A specifically bred type of tree could be the next breakthrough in biofuels following research done by University of Wisconsin researchers.

According to the Great Lakes Bioenergy Research Center, recent research has allowed poplar trees to be converted into biomass, which can be used as a practical and inexpensive biofuel for energy production.

The research center, which is funded by the U.S. Department of Energy, is led by UW and works in conjunction with Michigan State University on research in the field of bioenergy. The poplar project, led by UW professor John Ralph and MSU professor Curtis Wilkerson, could be a game changer for the biofuel industry, according to a statement from the center.

The report touted the project as a new low-cost and energy efficient way to convert biomass into fuel. In the article, Wilkerson describes his and UW colleagues’ research paper as, “a rare, top-down approach to engineering plants – in this case poplars – for digestibility.”

“By designing poplars for deconstruction, we can improve the degradability of a very useful biomass product,” Wilkerson said in the statement. “Poplars are dense, easy to store and they flourish on marginal lands not suitable for food crops, making them a non-competing and sustainable source of biofuel.”

The specially designed poplars, initially studied to improve paper industry processes and dairy cow forage digestibility will be easier to convert into biomass.

These trees are converted to biomass by removing lignin, a polymer that gives plant cell walls their sturdiness, the statement said.
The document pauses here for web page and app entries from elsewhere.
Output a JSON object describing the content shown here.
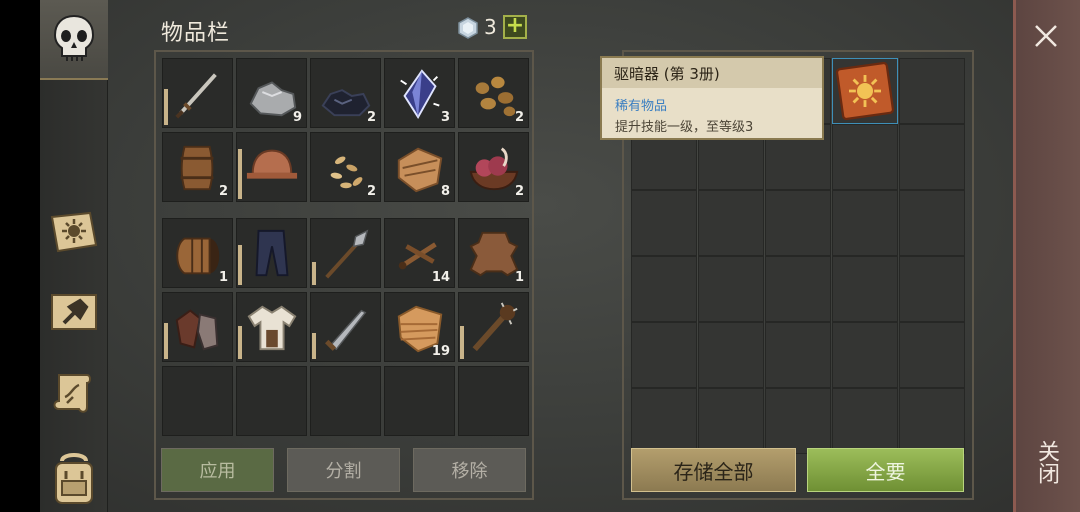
{
  "inventory": {
    "title": "物品栏",
    "gem_count": "3",
    "rows": [
      [
        {
          "icon": "sword-icon",
          "count": "",
          "dur": 0.55
        },
        {
          "icon": "stone-icon",
          "count": "9"
        },
        {
          "icon": "coal-icon",
          "count": "2"
        },
        {
          "icon": "crystal-icon",
          "count": "3"
        },
        {
          "icon": "nuts-icon",
          "count": "2"
        }
      ],
      [
        {
          "icon": "barrel-small-icon",
          "count": "2"
        },
        {
          "icon": "helmet-icon",
          "count": "",
          "dur": 0.75
        },
        {
          "icon": "seeds-icon",
          "count": "2"
        },
        {
          "icon": "leather-roll-icon",
          "count": "8"
        },
        {
          "icon": "meat-bowl-icon",
          "count": "2"
        }
      ],
      [
        {
          "icon": "barrel-icon",
          "count": "1"
        },
        {
          "icon": "pants-icon",
          "count": "",
          "dur": 0.6
        },
        {
          "icon": "halberd-icon",
          "count": "",
          "dur": 0.35
        },
        {
          "icon": "sticks-icon",
          "count": "14"
        },
        {
          "icon": "hide-icon",
          "count": "1"
        }
      ],
      [
        {
          "icon": "gloves-icon",
          "count": "",
          "dur": 0.55
        },
        {
          "icon": "shirt-icon",
          "count": "",
          "dur": 0.5
        },
        {
          "icon": "blade-icon",
          "count": "",
          "dur": 0.4
        },
        {
          "icon": "cloth-icon",
          "count": "19"
        },
        {
          "icon": "club-icon",
          "count": "",
          "dur": 0.5
        }
      ],
      [
        {
          "icon": "",
          "count": ""
        },
        {
          "icon": "",
          "count": ""
        },
        {
          "icon": "",
          "count": ""
        },
        {
          "icon": "",
          "count": ""
        },
        {
          "icon": "",
          "count": ""
        }
      ]
    ],
    "buttons": {
      "apply": "应用",
      "split": "分割",
      "remove": "移除"
    }
  },
  "storage": {
    "buttons": {
      "store_all": "存储全部",
      "take_all": "全要"
    },
    "item": {
      "icon": "sun-book-icon"
    }
  },
  "tooltip": {
    "title": "驱暗器 (第 3册)",
    "rarity": "稀有物品",
    "description": "提升技能一级，至等级3"
  },
  "close": {
    "label": "关闭"
  }
}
The current means of removing this substance are costly and inefficient.

UW professor and principal investigator at GLBRC Timothy Donohue said one of the main goals at the center is to generate biomass that can be used for biofuels from non-edible sources.
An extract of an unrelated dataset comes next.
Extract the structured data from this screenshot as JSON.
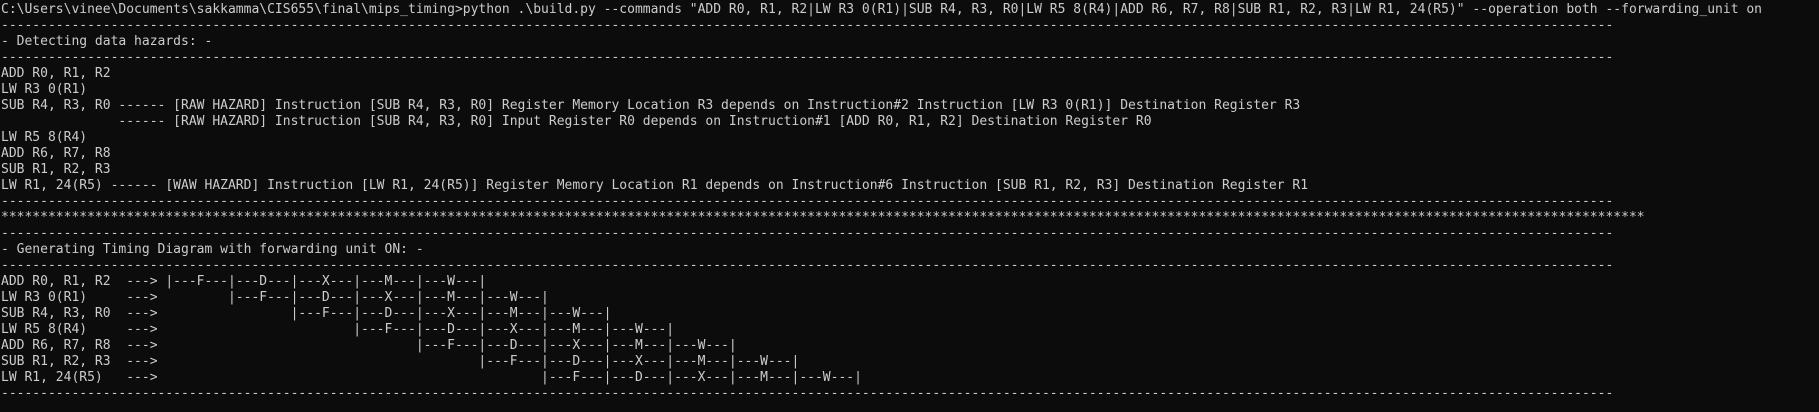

Ethanol, currently the most widely used biofuel on the market, is made from corn starch.

“Our goal is to further research on advanced biofuels, which would be more efficient than current corn starch used in ethanol,” Donohue said.

He said Ralph’s work with poplar trees is going to take several years before it can go commercial, but when it does it could be the key to creating cost-effective biofuels.

The advanced biofuel industry’s future is bright, Donohue said.

“I believe we will see a massive expansion of biofuel production in the next few years. There are already biofuel plants open in Europe, and there is already steel in the ground for several plants being built in the U.S. Several cities in South America are currently experimenting with bus systems that run on advanced biofuels,” he said.

Sunpower Biodeisel is a Wisconsin company invested in biofuels and committed to providing consumers with eco-friendly alternatives to traditional fossil fuels, spokesperson Dave Lynch said.

However, the company has not invested in research in advanced biofuels as it is too expensive, Lynch said. The research done at GLBRC will allow for the company to move forward to new technologies, he said.